Work item
Among the lines below, count those containing the word "Start". Give the number only.

Data records for software interfaces

★ ★ ★ ★

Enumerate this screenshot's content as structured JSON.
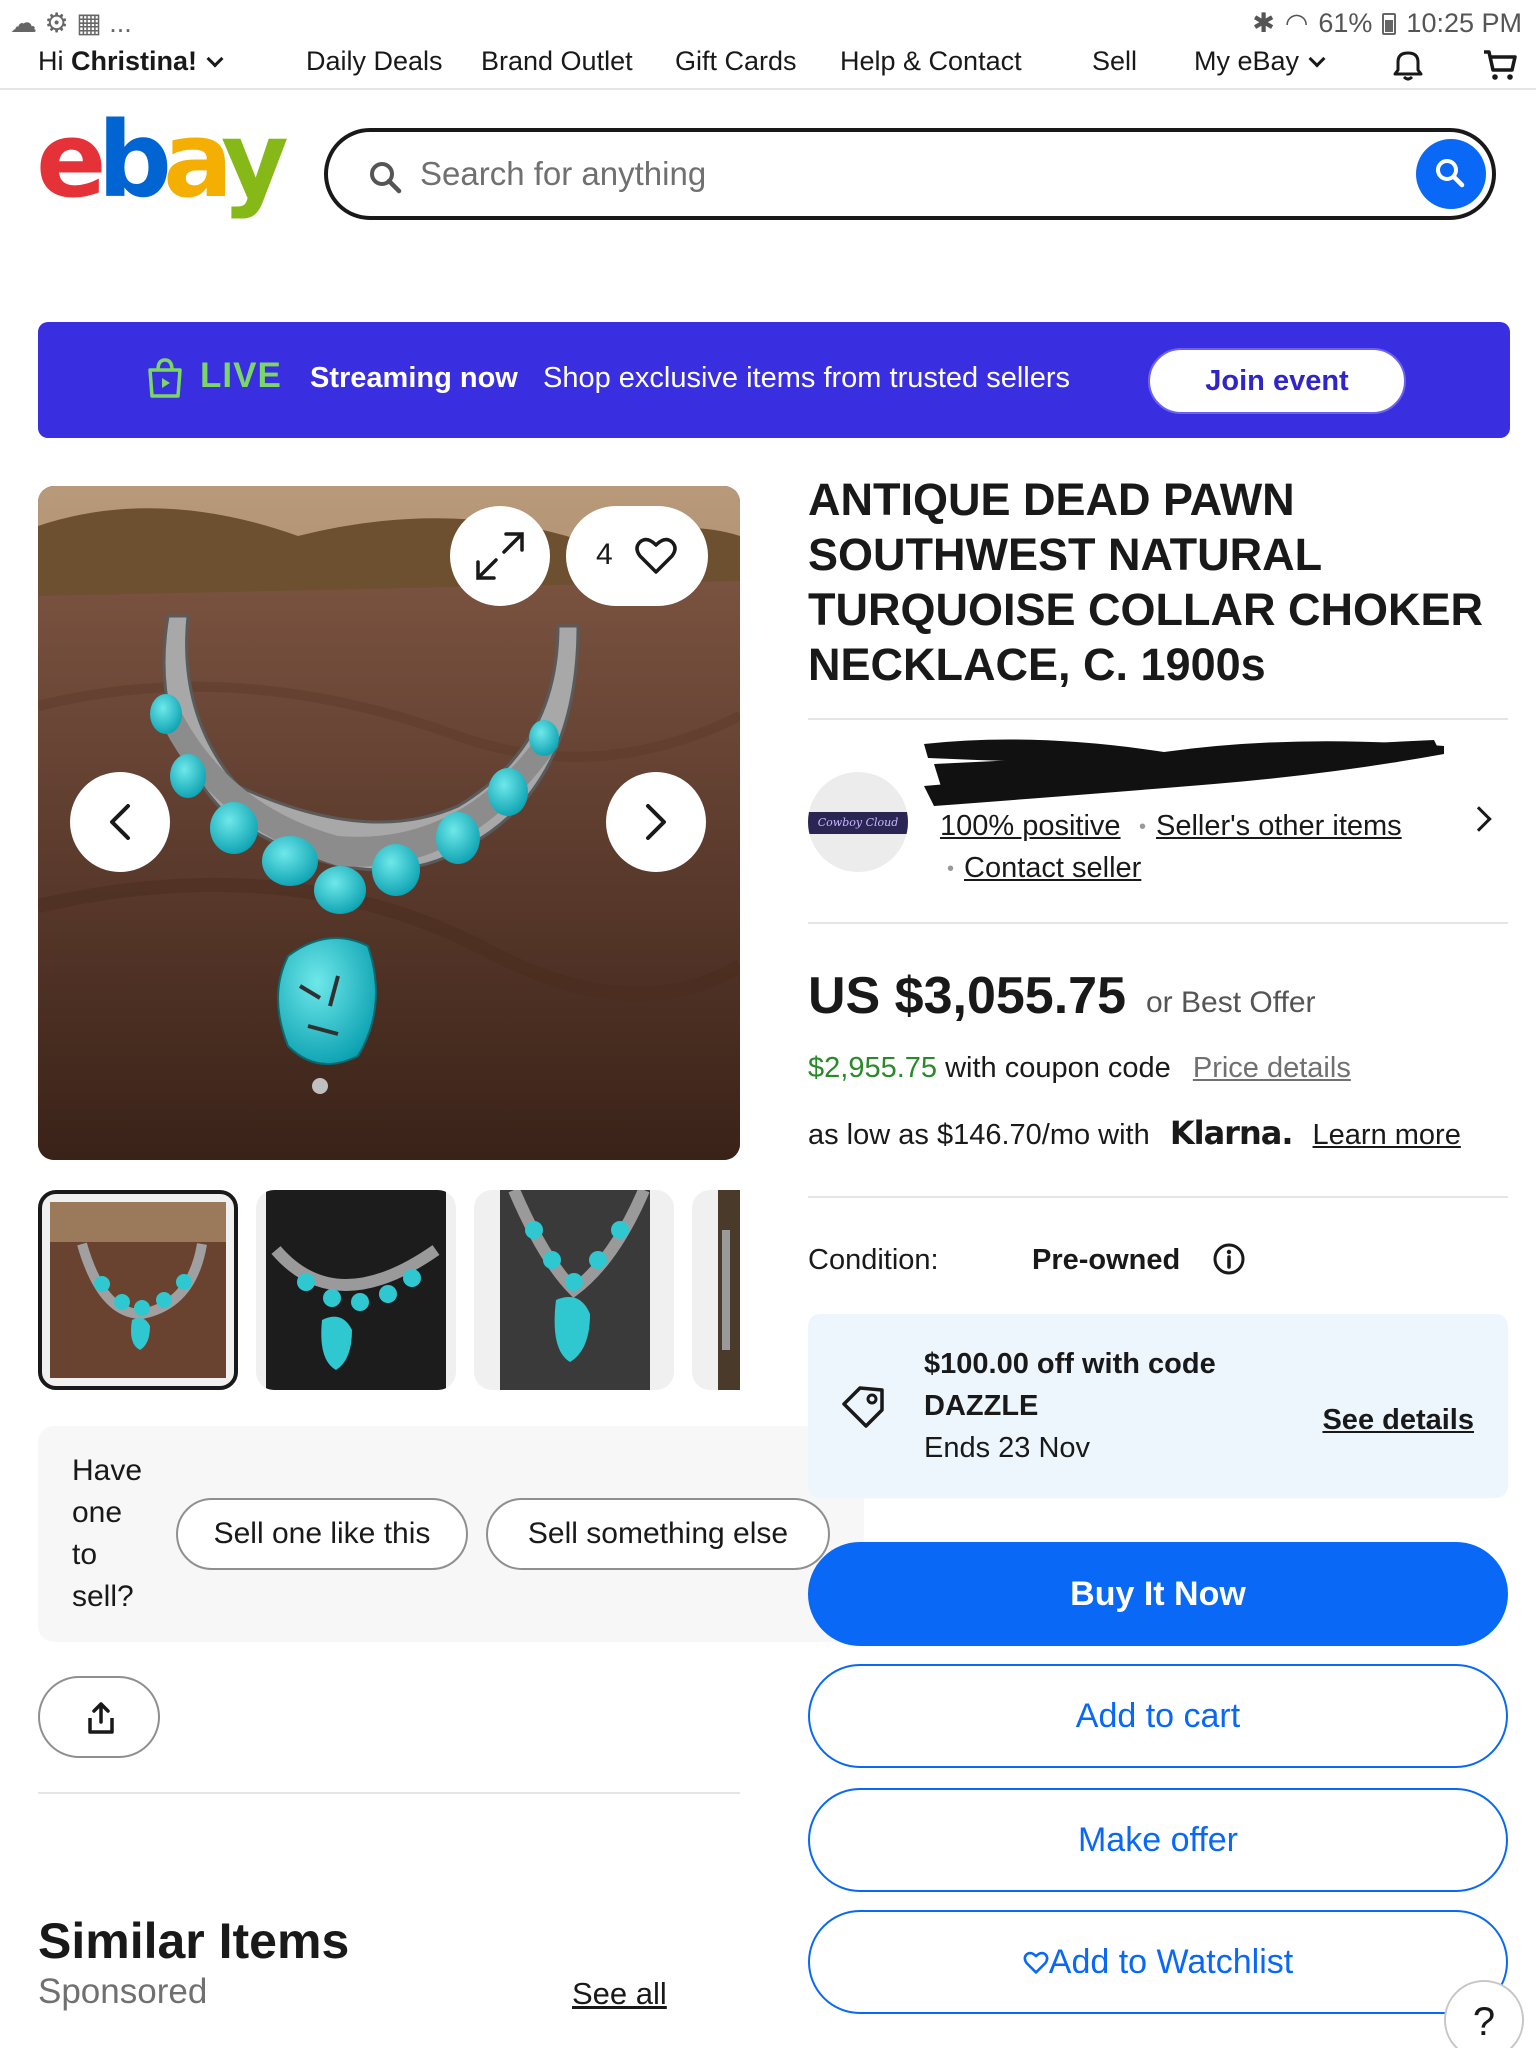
{
  "status_bar": {
    "left_glyphs": "☁ ⚙ ▦ ...",
    "battery": "61%",
    "time": "10:25 PM"
  },
  "top_nav": {
    "greeting_prefix": "Hi ",
    "greeting_name": "Christina!",
    "links": [
      "Daily Deals",
      "Brand Outlet",
      "Gift Cards",
      "Help & Contact",
      "Sell",
      "My eBay"
    ]
  },
  "header": {
    "logo": {
      "e": "e",
      "b": "b",
      "a": "a",
      "y": "y"
    },
    "search_placeholder": "Search for anything"
  },
  "live_banner": {
    "badge": "LIVE",
    "streaming": "Streaming now",
    "message": "Shop exclusive items from trusted sellers",
    "cta": "Join event"
  },
  "gallery": {
    "watch_count": "4"
  },
  "sell_panel": {
    "question": "Have one to sell?",
    "btn_one": "Sell one like this",
    "btn_two": "Sell something else"
  },
  "similar": {
    "title": "Similar Items",
    "sponsored": "Sponsored",
    "see_all": "See all"
  },
  "listing": {
    "title": "ANTIQUE DEAD PAWN SOUTHWEST NATURAL TURQUOISE COLLAR CHOKER NECKLACE, C. 1900s",
    "seller": {
      "feedback": "100% positive",
      "other_items": "Seller's other items",
      "contact": "Contact seller"
    },
    "price": "US $3,055.75",
    "best_offer": "or Best Offer",
    "coupon_price": "$2,955.75",
    "coupon_text": "with coupon code",
    "price_details": "Price details",
    "klarna_prefix": "as low as $146.70/mo with",
    "klarna_brand": "Klarna.",
    "learn_more": "Learn more",
    "condition_label": "Condition:",
    "condition_value": "Pre-owned",
    "promo": {
      "line1": "$100.00 off with code",
      "code": "DAZZLE",
      "ends": "Ends 23 Nov",
      "see_details": "See details"
    },
    "buttons": {
      "buy": "Buy It Now",
      "cart": "Add to cart",
      "offer": "Make offer",
      "watch": "Add to Watchlist"
    }
  },
  "help_label": "?",
  "colors": {
    "ebay_blue": "#0968f6",
    "live_purple": "#3a2fe0",
    "live_green": "#7bd665",
    "coupon_green": "#2a8a2a"
  }
}
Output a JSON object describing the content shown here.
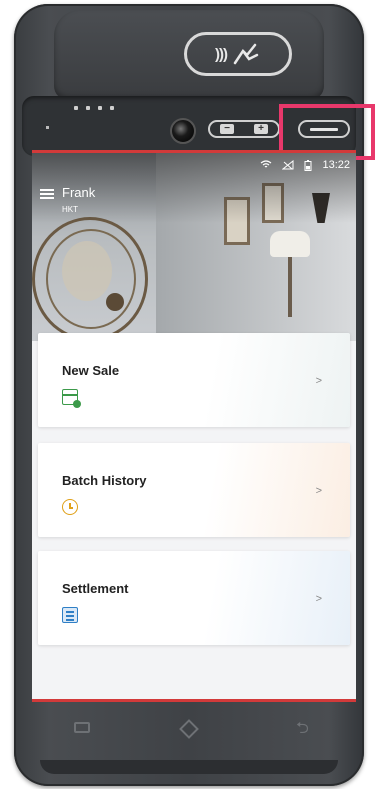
{
  "status_bar": {
    "time": "13:22",
    "wifi": "wifi-icon",
    "signal": "no-signal-icon",
    "battery": "battery-icon"
  },
  "header": {
    "user_name": "Frank",
    "user_subtitle": "HKT"
  },
  "cards": [
    {
      "title": "New Sale",
      "icon": "sale-icon",
      "chevron": ">"
    },
    {
      "title": "Batch History",
      "icon": "clock-icon",
      "chevron": ">"
    },
    {
      "title": "Settlement",
      "icon": "receipt-icon",
      "chevron": ">"
    }
  ],
  "device": {
    "nfc_symbol": ")))",
    "highlight_color": "#e8386b",
    "accent_bar_color": "#d23a3a"
  }
}
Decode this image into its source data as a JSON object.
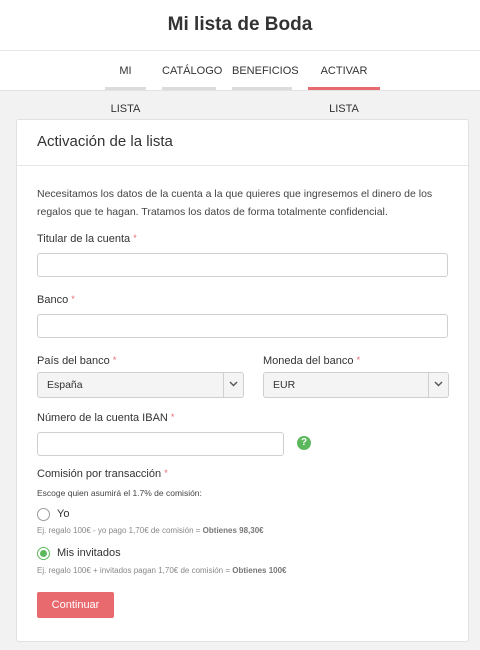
{
  "header": {
    "title": "Mi lista de Boda",
    "tabs": [
      {
        "label": "MI LISTA",
        "active": false
      },
      {
        "label": "CATÁLOGO",
        "active": false
      },
      {
        "label": "BENEFICIOS",
        "active": false
      },
      {
        "label": "ACTIVAR LISTA",
        "active": true
      }
    ]
  },
  "colors": {
    "accent": "#e86a6f",
    "success": "#5cb85c",
    "background": "#f2f2f2"
  },
  "form": {
    "title": "Activación de la lista",
    "intro": "Necesitamos los datos de la cuenta a la que quieres que ingresemos el dinero de los regalos que te hagan. Tratamos los datos de forma totalmente confidencial.",
    "required_mark": "*",
    "account_holder": {
      "label": "Titular de la cuenta",
      "value": ""
    },
    "bank": {
      "label": "Banco",
      "value": ""
    },
    "bank_country": {
      "label": "País del banco",
      "value": "España"
    },
    "bank_currency": {
      "label": "Moneda del banco",
      "value": "EUR"
    },
    "iban": {
      "label": "Número de la cuenta IBAN",
      "value": "",
      "help_icon": "question-circle-icon",
      "help_symbol": "?"
    },
    "commission": {
      "label": "Comisión por transacción",
      "subtitle": "Escoge quien asumirá el 1.7% de comisión:",
      "options": [
        {
          "label": "Yo",
          "selected": false,
          "example": "Ej. regalo 100€ - yo pago 1,70€ de comisión = ",
          "example_result": "Obtienes 98,30€"
        },
        {
          "label": "Mis invitados",
          "selected": true,
          "example": "Ej. regalo 100€ + invitados pagan 1,70€ de comisión = ",
          "example_result": "Obtienes 100€"
        }
      ]
    },
    "submit_label": "Continuar"
  }
}
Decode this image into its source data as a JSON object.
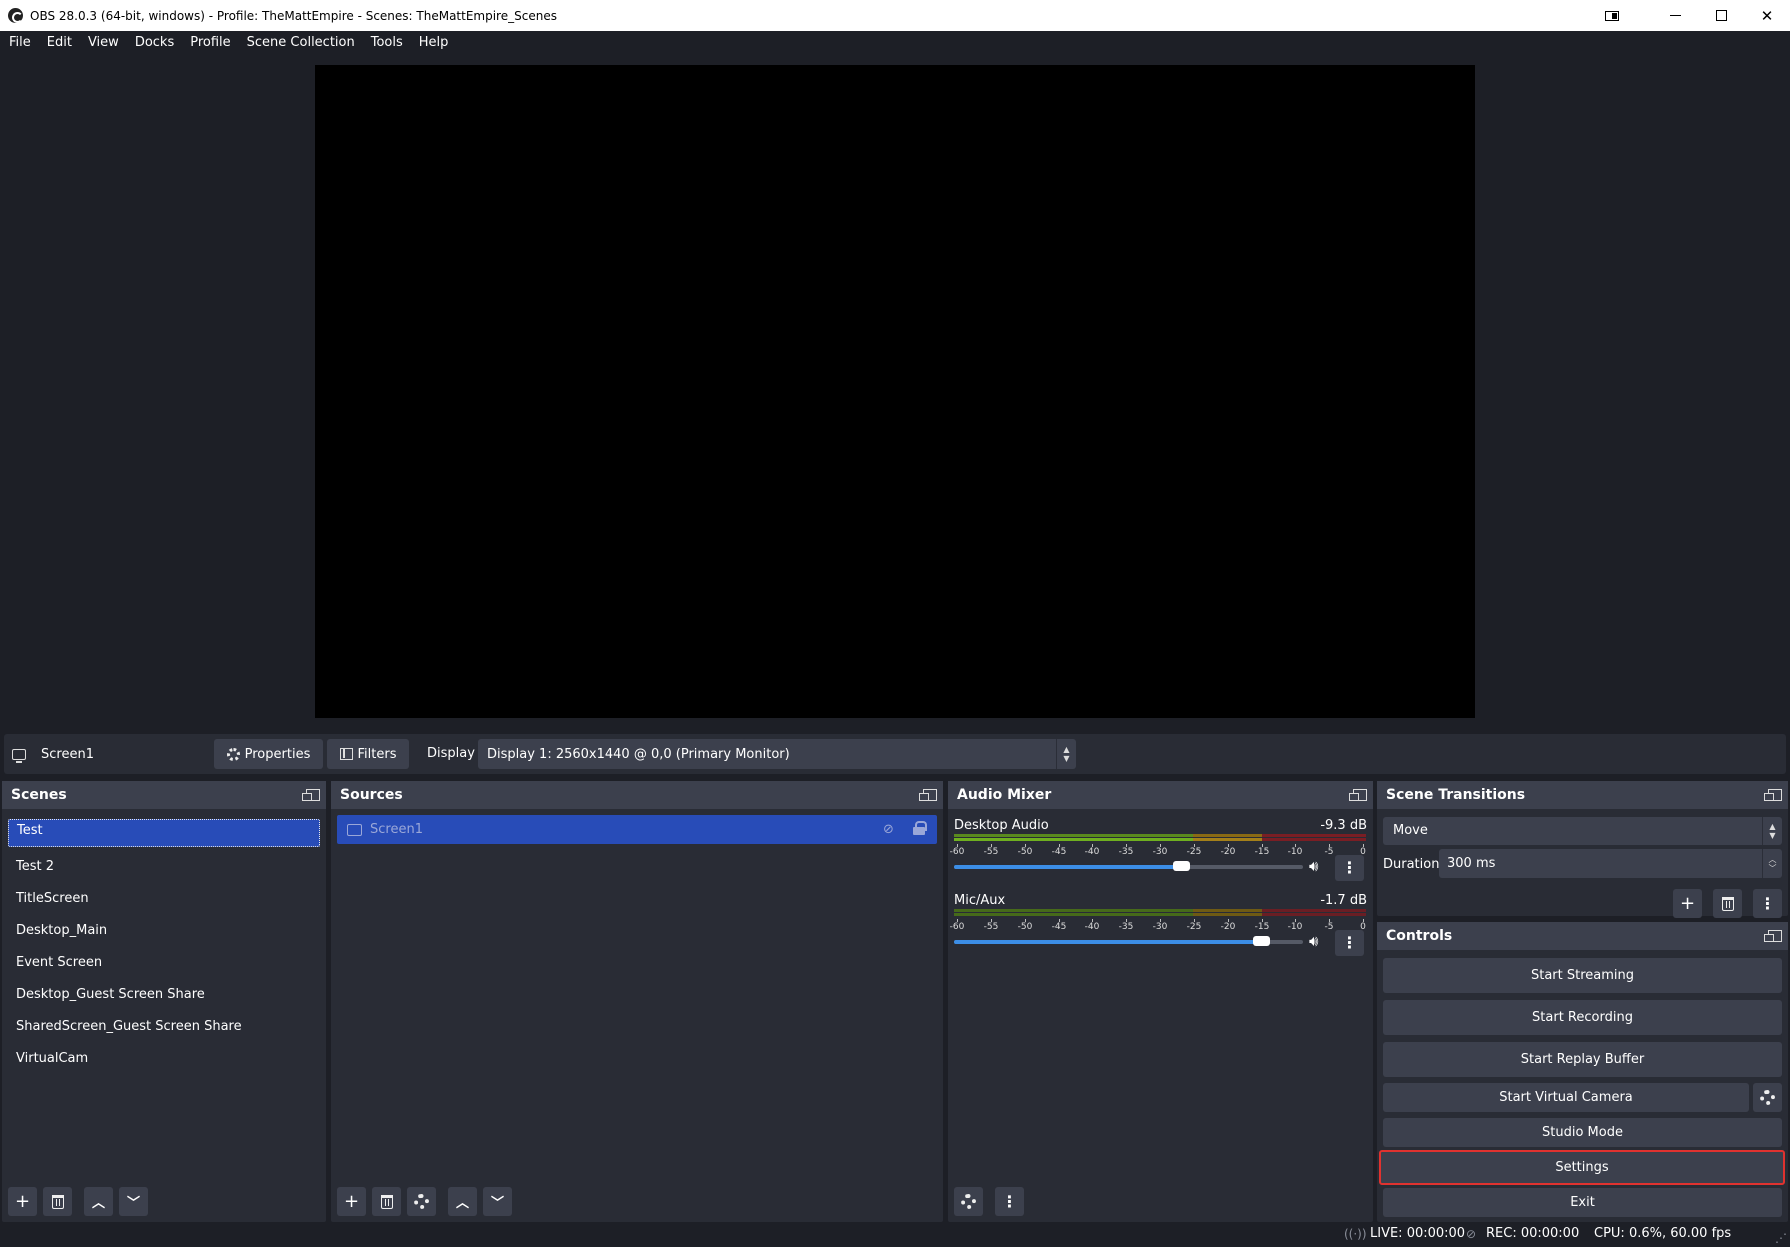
{
  "window": {
    "title": "OBS 28.0.3 (64-bit, windows) - Profile: TheMattEmpire - Scenes: TheMattEmpire_Scenes"
  },
  "menu": [
    "File",
    "Edit",
    "View",
    "Docks",
    "Profile",
    "Scene Collection",
    "Tools",
    "Help"
  ],
  "source_toolbar": {
    "source_name": "Screen1",
    "properties_label": "Properties",
    "filters_label": "Filters",
    "display_label": "Display",
    "display_value": "Display 1: 2560x1440 @ 0,0 (Primary Monitor)"
  },
  "scenes": {
    "title": "Scenes",
    "items": [
      "Test",
      "Test 2",
      "TitleScreen",
      "Desktop_Main",
      "Event Screen",
      "Desktop_Guest Screen Share",
      "SharedScreen_Guest Screen Share",
      "VirtualCam"
    ],
    "selected": "Test"
  },
  "sources": {
    "title": "Sources",
    "items": [
      {
        "name": "Screen1",
        "visible": false,
        "locked": true
      }
    ]
  },
  "audio_mixer": {
    "title": "Audio Mixer",
    "channels": [
      {
        "name": "Desktop Audio",
        "db": "-9.3 dB",
        "volume_fraction": 0.65
      },
      {
        "name": "Mic/Aux",
        "db": "-1.7 dB",
        "volume_fraction": 0.88
      }
    ],
    "ticks": [
      "-60",
      "-55",
      "-50",
      "-45",
      "-40",
      "-35",
      "-30",
      "-25",
      "-20",
      "-15",
      "-10",
      "-5",
      "0"
    ]
  },
  "scene_transitions": {
    "title": "Scene Transitions",
    "transition": "Move",
    "duration_label": "Duration",
    "duration_value": "300 ms"
  },
  "controls": {
    "title": "Controls",
    "start_streaming": "Start Streaming",
    "start_recording": "Start Recording",
    "start_replay_buffer": "Start Replay Buffer",
    "start_virtual_camera": "Start Virtual Camera",
    "studio_mode": "Studio Mode",
    "settings": "Settings",
    "exit": "Exit"
  },
  "status": {
    "live": "LIVE: 00:00:00",
    "rec": "REC: 00:00:00",
    "cpu": "CPU: 0.6%, 60.00 fps"
  },
  "colors": {
    "accent_selected": "#284cb8",
    "highlight_outline": "#e0322f",
    "volume_blue": "#3c8ee6"
  }
}
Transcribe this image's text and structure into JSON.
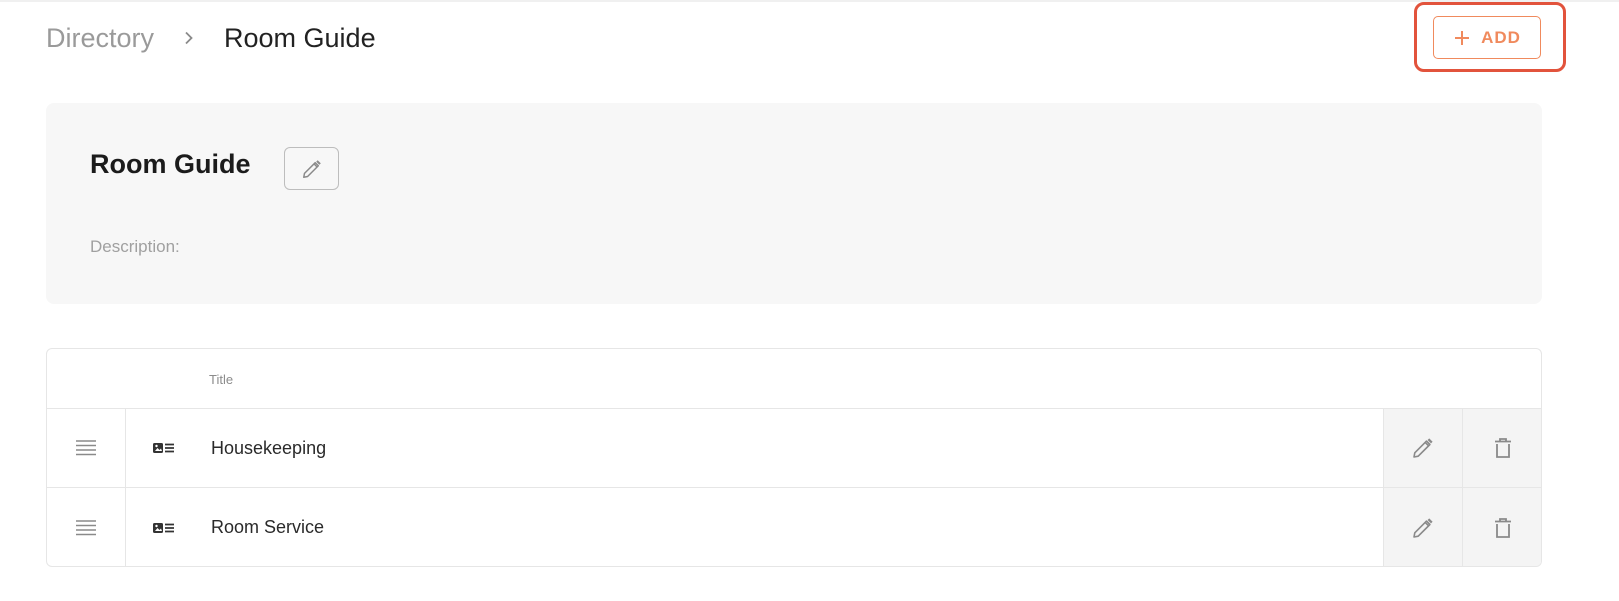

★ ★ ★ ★

Reply
4